CS: He got applause, a lot of it. But it was the wrong thing to say. The pastor who stood and asked for a condemnation of racism didn't get it. Instead, he got a political answer. Something that wins you votes but not a place in history. But it may have kept his denomination together. Again, Charles Hedman.
CH: A lot of pastors who had African-Americans in their congregation, they were thanking me for doing what I did. And they expressed concern to me that not something happened, had the resolution not been brought back, or something not going on... they would have had to consider leaving the SBC because there wouldn't have been a way for them to go back to their constituents, to their members and explain to them why the SBC failed to condemn white nationalism.
CS: The good news is that a resolution was passed – but it took a whole day to do it. An eternity in a news cycle. And it wasn't McKissic's resolution. It left out any mention of the curse of Ham. The Southern Baptist Convention was trapped. They had to do something to keep the denomination together. And their solution was diplomatic. But they should have had the courage to address the curse of Ham. They are, in fact, a religious body. Their goal is to clarify scripture. But, instead, they overlooked it. Here's why it's important. The Atlantic followed the story with some well-written pieces the day after McKissic took the podium. The articles, and others like them, refer to the curse of Ham as a theory or an interpretation of the book of Genesis. The curse of Ham is not a matter of interpretation. It even doesn't exist. The curse of Ham is not a failure of interpretation, it is purposeful deceit that is easily debunked with even a passing glance. This story proves, if nothing else, that theology matters. Reading the Bible for what it says really matters. Otherwise, we're destined to take other people's word for it. Even if that word is racist, fraudulent, or patently false.
Special thanks to everyone I interviewed and to the Southern Baptist Convention for use of their audio of the conference, for which they hold the copyright. For more information on all things Truce, please go to trucepodcast.com. There you can also support this show, find other episodes, and learn more about my novels and films.
I'm Chris Staron.
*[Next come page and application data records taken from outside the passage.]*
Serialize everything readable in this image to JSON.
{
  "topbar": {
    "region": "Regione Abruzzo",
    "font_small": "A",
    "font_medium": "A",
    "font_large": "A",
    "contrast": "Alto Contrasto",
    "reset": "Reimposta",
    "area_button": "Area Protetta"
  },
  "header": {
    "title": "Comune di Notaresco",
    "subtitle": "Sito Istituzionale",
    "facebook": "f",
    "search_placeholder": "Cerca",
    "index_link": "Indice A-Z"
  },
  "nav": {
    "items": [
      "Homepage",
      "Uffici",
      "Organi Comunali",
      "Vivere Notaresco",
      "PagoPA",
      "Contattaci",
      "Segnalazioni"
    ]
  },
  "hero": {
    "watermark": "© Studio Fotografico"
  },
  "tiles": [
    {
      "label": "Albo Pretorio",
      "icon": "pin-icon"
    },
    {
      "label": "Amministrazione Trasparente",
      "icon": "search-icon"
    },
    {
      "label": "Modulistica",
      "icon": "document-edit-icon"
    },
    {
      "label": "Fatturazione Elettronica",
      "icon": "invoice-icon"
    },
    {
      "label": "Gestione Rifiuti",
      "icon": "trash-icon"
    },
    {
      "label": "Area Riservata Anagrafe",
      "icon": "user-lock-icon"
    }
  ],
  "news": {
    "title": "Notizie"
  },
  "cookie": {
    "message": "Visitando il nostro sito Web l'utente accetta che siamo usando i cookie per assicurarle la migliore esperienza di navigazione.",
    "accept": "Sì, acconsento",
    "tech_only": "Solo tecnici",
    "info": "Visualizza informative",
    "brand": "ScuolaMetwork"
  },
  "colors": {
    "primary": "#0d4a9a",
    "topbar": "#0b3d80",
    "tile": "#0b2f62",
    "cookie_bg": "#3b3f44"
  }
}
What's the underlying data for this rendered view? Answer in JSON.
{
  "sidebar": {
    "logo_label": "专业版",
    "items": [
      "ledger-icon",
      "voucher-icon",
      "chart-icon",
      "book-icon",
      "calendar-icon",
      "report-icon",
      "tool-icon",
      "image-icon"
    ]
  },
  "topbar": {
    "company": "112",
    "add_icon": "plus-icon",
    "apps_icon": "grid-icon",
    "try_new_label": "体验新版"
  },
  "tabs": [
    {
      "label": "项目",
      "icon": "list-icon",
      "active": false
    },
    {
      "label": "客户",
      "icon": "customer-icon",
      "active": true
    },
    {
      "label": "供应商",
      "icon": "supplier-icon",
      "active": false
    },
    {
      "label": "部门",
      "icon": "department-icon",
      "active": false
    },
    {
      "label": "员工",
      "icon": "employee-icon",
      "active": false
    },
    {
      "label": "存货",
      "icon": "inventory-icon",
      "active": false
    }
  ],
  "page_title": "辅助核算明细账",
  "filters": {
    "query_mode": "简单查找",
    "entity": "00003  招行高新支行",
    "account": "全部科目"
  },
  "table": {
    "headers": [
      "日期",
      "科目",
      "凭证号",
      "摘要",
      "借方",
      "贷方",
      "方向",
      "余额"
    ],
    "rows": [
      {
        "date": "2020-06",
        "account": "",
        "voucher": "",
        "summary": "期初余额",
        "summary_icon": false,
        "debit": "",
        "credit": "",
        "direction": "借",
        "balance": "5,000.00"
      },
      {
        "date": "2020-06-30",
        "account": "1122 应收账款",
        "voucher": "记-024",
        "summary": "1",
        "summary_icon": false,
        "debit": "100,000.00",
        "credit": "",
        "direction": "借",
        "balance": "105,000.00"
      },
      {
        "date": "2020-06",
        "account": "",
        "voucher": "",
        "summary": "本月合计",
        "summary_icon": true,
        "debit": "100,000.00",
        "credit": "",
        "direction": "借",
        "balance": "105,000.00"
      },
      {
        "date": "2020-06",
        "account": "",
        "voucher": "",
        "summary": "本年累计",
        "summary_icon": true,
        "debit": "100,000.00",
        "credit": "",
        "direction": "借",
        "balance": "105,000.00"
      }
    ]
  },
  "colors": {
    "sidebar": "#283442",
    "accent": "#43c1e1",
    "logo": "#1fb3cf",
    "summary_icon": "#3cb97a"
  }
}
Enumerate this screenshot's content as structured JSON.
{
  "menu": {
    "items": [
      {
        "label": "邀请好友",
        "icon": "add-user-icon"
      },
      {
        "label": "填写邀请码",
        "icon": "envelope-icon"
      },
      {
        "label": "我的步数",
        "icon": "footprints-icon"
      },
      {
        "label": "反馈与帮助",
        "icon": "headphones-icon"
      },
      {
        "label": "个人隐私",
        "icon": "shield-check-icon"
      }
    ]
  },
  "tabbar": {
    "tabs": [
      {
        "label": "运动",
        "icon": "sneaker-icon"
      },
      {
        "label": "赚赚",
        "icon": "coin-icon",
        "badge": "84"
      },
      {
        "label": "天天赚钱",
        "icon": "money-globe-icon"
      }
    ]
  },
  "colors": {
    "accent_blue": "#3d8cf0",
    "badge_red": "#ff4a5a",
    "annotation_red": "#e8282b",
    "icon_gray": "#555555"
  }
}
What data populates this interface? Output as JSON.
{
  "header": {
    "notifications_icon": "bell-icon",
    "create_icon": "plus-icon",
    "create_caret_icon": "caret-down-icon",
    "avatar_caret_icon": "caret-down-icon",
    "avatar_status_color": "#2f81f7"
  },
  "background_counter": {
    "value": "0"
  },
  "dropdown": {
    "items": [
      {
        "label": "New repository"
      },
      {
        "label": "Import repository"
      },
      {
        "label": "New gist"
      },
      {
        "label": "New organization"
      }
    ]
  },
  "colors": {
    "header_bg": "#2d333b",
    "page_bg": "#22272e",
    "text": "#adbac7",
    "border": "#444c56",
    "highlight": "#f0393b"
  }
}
This is Truce.
About the Show
Truce is a listener-supported podcast that examines issues within Christianity that impact our culture and our witness. Hosted by Chris Staron, author of Cradle Robber, writer/ director of Bringing up Bobby.